Global rating agency Fitch projects 1.6% GDP growth for Nigeria in 2021
The Nigerian economy will grow by 1.6 percent in 2021 against the 2.3 percent earlier projections, the global rating agency Fitch Ratings has predicted.
In a report, Fitch hinged its prediction on weaker base effects coming out of a shallower contraction recorded by the country in 2020.
The National Bureau of Statistics (NBS) in its Gross Domestic Product (GDP) report put Nigeria’s economic growth at 0.11 percent for the last quarter of 2020 and overall contraction for the year at -1.9 percent.
The global rating agency stated that rising oil exports would be the main growth driver for the country’s economy in 2021, while consumer spending and business investment were likely to be subdued because of persistently high inflation and the slow rollout of a Covid-19 vaccine.
The agency, however, estimated that growth in Nigeria would accelerate to 2.7 percent in 2022, while it “expects Nigeria’s vaccination programme to gather pace, which will result in private consumption and fixed investment accelerating.”
“We at Fitch Solutions have revised our estimate for Nigeria’s real Gross Domestic Product (GDP) to a contraction of 1.9 percent in 2020, compared to our previous estimate of a 3.2 percent fall.
“The revision follows the release of stronger than expected GDP data indicating that the economy exited recession in the fourth quarter of 2020, growing by 0.1 percent year-on-year, after contracting by 3.6 percent in the third quarter of 2020 and by 6.1 percent in the second quarter of 2020.
“The agriculture and services sectors led the Q4 2020 rebound, expanding by 3.4 percent and 1.3 percent respectively, resulting in non-oil growth rising by 1.7 percent compared to a 2.5 percent fall in Q3 2020. The oil sector (around 8.0% of GDP) contracted by 19.8 percent in Q4 2020 – its third consecutive quarterly contraction – because of falling oil production and weak prices.
“Crude production slowed to 1.56 million barrels per day (b/d) in Q4 2020 from 1.67 million b/d in Q3 2020, partly because of Nigeria’s commitments under the OPEC+ deal, while the price of Brent fell to an average of $43.2 per barrel (/bbl) in 2020 compared to $64.2/bbl in 2019,” Fitch stated in its report.
Fitch’s predicted that net exports, driven by a sharp rebound in the oil sector in the coming quarters would be the main driver of the expansion in real GDP as oil accounts for around 90 percent of Nigeria’s exports.
The agency also projected that net exports would contribute 0.6 percentage points to headline growth in 2021.
It revealed that its oil and gas team anticipated that the value of Nigeria’s net oil exports would rise by 42.5 percent to $24.4 billion, largely because of an uptick in the average price of Brent crude to $58/bbl in 2021.
Brent crude price is currently at $65 per barrel on the international market.
“Oil revenues also account for around 50 percent government revenues, and as such the rebound will strengthen public finances, resulting in a rise in government consumption, which we expect to contribute 0.3 pps to real GDP growth.
“However, the recovery in private consumption is likely to be weak given persistently high unemployment and inflation, and subdued consumer confidence.
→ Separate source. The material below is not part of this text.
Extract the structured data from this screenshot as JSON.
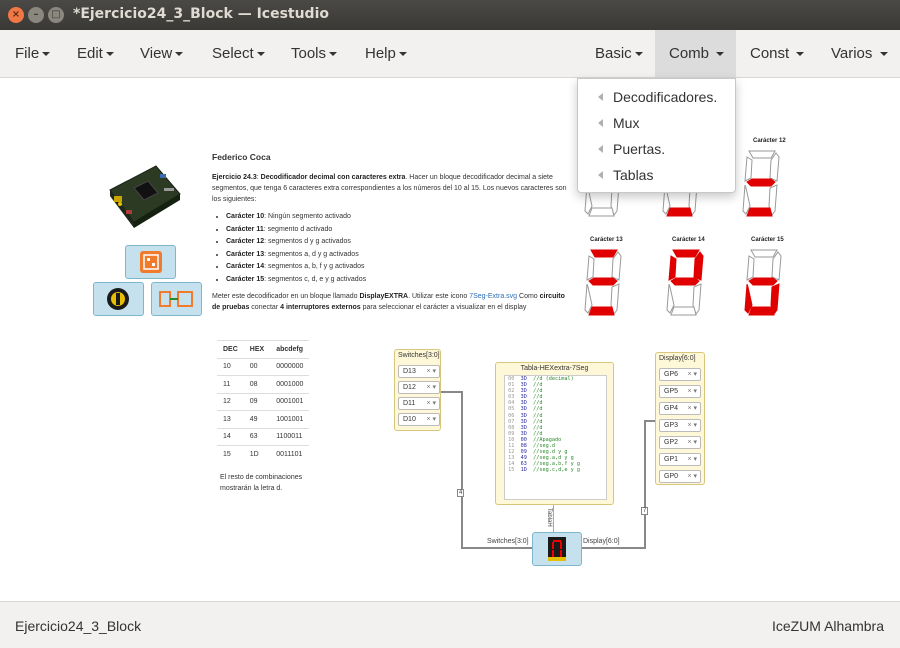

As a result, growth in private consumption is likely to be subdued (at 0.7 percent), and its contribution to headline growth, of 0.4pps, will be fairly small considering it accounts for around 75 percent of total GDP.
“Inflation rose every month in 2020 because of rising fuel and food costs, and accelerating price growth in 2021 – we forecast an average of 14.6 percent compared to 13.2 percent in 2020 – will eat into household incomes.
“Moreover, the slow rollout of a Covid-19 vaccine – our Pharmaceuticals team does not expect mass inoculations to begin before the second half of 2021– will weigh on consumer confidence, while the continuation of limited social distancing measures is likely to depress business activity in the first half of the year. We, therefore, expect unemployment to remain high at 24.5 percent, while fixed investment will contribute only minimally to headline growth (0.2pp),” it added.
However, it stressed that should insecurity worsen and spread beyond current hotspots in the northeast and middle belt states, distribution of a vaccine would be significantly curtailed, and similarly hamper the economic recovery.